Material for this exercise:

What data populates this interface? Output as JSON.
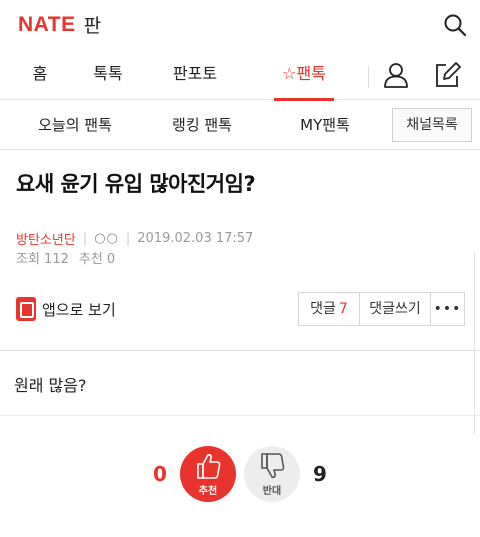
{
  "header": {
    "brand": "NATE",
    "service": "판",
    "search_icon": "search-icon"
  },
  "gnb": {
    "items": [
      {
        "label": "홈"
      },
      {
        "label": "톡톡"
      },
      {
        "label": "판포토"
      },
      {
        "label": "팬톡",
        "icon": "star-outline-icon",
        "active": true
      }
    ],
    "profile_icon": "person-icon",
    "write_icon": "write-icon"
  },
  "subnav": {
    "items": [
      {
        "label": "오늘의 팬톡"
      },
      {
        "label": "랭킹 팬톡"
      },
      {
        "label": "MY팬톡"
      }
    ],
    "channel_button": "채널목록"
  },
  "post": {
    "title": "요새 윤기 유입 많아진거임?",
    "author": "방탄소년단",
    "author_mark": "○○",
    "date": "2019.02.03 17:57",
    "views": "조회 112",
    "recommend": "추천 0",
    "body": "원래 많음?"
  },
  "actions": {
    "app_view": "앱으로 보기",
    "reply_label": "댓글",
    "reply_count": "7",
    "reply_write": "댓글쓰기",
    "more": "•••"
  },
  "votes": {
    "up_count": "0",
    "up_label": "추천",
    "down_count": "9",
    "down_label": "반대"
  },
  "colors": {
    "accent": "#e8342c",
    "text": "#222222",
    "muted": "#999999"
  }
}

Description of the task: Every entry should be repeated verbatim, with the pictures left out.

Written response:
What data populates this interface? Output as JSON.
{
  "header": {
    "brand": "NATE",
    "service": "판",
    "search_icon": "search-icon"
  },
  "gnb": {
    "items": [
      {
        "label": "홈"
      },
      {
        "label": "톡톡"
      },
      {
        "label": "판포토"
      },
      {
        "label": "팬톡",
        "icon": "star-outline-icon",
        "active": true
      }
    ],
    "profile_icon": "person-icon",
    "write_icon": "write-icon"
  },
  "subnav": {
    "items": [
      {
        "label": "오늘의 팬톡"
      },
      {
        "label": "랭킹 팬톡"
      },
      {
        "label": "MY팬톡"
      }
    ],
    "channel_button": "채널목록"
  },
  "post": {
    "title": "요새 윤기 유입 많아진거임?",
    "author": "방탄소년단",
    "author_mark": "○○",
    "date": "2019.02.03 17:57",
    "views": "조회 112",
    "recommend": "추천 0",
    "body": "원래 많음?"
  },
  "actions": {
    "app_view": "앱으로 보기",
    "reply_label": "댓글",
    "reply_count": "7",
    "reply_write": "댓글쓰기",
    "more": "•••"
  },
  "votes": {
    "up_count": "0",
    "up_label": "추천",
    "down_count": "9",
    "down_label": "반대"
  },
  "colors": {
    "accent": "#e8342c",
    "text": "#222222",
    "muted": "#999999"
  }
}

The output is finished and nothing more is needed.